■ Input data
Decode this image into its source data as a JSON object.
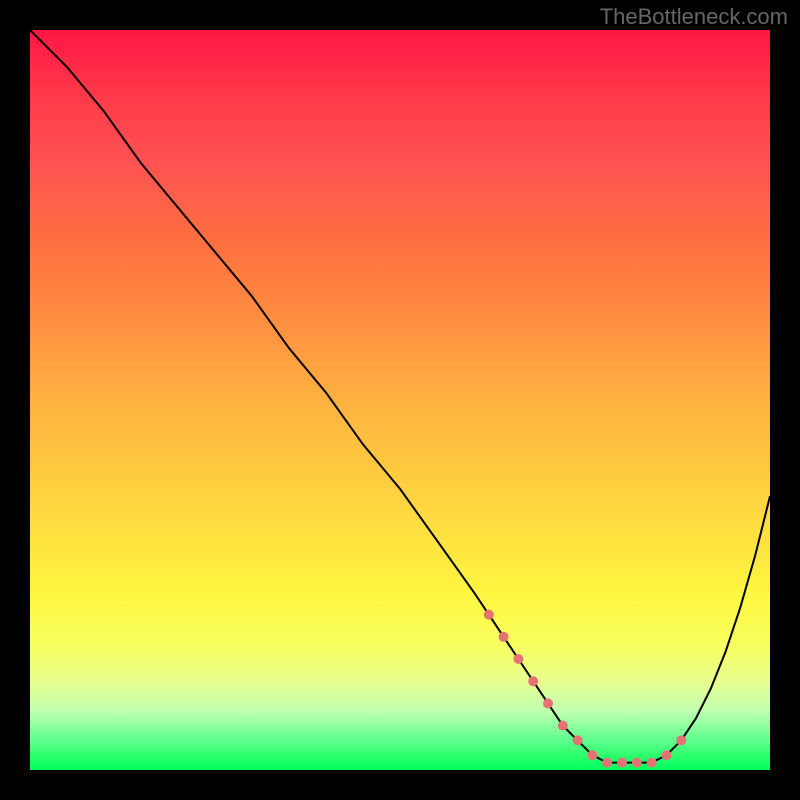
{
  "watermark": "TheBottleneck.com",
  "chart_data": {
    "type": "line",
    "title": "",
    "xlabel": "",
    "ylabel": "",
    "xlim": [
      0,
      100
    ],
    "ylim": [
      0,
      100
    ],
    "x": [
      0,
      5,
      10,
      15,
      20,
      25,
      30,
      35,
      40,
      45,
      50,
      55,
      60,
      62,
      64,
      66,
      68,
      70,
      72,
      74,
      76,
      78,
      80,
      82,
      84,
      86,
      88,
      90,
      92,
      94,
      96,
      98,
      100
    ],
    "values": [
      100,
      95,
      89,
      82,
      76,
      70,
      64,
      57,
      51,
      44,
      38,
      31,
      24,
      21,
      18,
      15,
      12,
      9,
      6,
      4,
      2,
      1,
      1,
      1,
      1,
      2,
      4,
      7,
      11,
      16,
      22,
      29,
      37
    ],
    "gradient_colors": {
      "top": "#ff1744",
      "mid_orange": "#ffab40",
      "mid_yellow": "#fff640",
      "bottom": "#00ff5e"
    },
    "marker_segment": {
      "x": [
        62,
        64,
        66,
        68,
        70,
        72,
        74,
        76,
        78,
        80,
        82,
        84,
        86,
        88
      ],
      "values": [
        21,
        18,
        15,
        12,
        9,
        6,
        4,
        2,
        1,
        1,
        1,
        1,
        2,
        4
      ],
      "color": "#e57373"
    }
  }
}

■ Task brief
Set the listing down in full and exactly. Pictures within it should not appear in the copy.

■ Answer to the problem
Decode this image into its source data as a JSON object.
{
  "watermark": "TheBottleneck.com",
  "chart_data": {
    "type": "line",
    "title": "",
    "xlabel": "",
    "ylabel": "",
    "xlim": [
      0,
      100
    ],
    "ylim": [
      0,
      100
    ],
    "x": [
      0,
      5,
      10,
      15,
      20,
      25,
      30,
      35,
      40,
      45,
      50,
      55,
      60,
      62,
      64,
      66,
      68,
      70,
      72,
      74,
      76,
      78,
      80,
      82,
      84,
      86,
      88,
      90,
      92,
      94,
      96,
      98,
      100
    ],
    "values": [
      100,
      95,
      89,
      82,
      76,
      70,
      64,
      57,
      51,
      44,
      38,
      31,
      24,
      21,
      18,
      15,
      12,
      9,
      6,
      4,
      2,
      1,
      1,
      1,
      1,
      2,
      4,
      7,
      11,
      16,
      22,
      29,
      37
    ],
    "gradient_colors": {
      "top": "#ff1744",
      "mid_orange": "#ffab40",
      "mid_yellow": "#fff640",
      "bottom": "#00ff5e"
    },
    "marker_segment": {
      "x": [
        62,
        64,
        66,
        68,
        70,
        72,
        74,
        76,
        78,
        80,
        82,
        84,
        86,
        88
      ],
      "values": [
        21,
        18,
        15,
        12,
        9,
        6,
        4,
        2,
        1,
        1,
        1,
        1,
        2,
        4
      ],
      "color": "#e57373"
    }
  }
}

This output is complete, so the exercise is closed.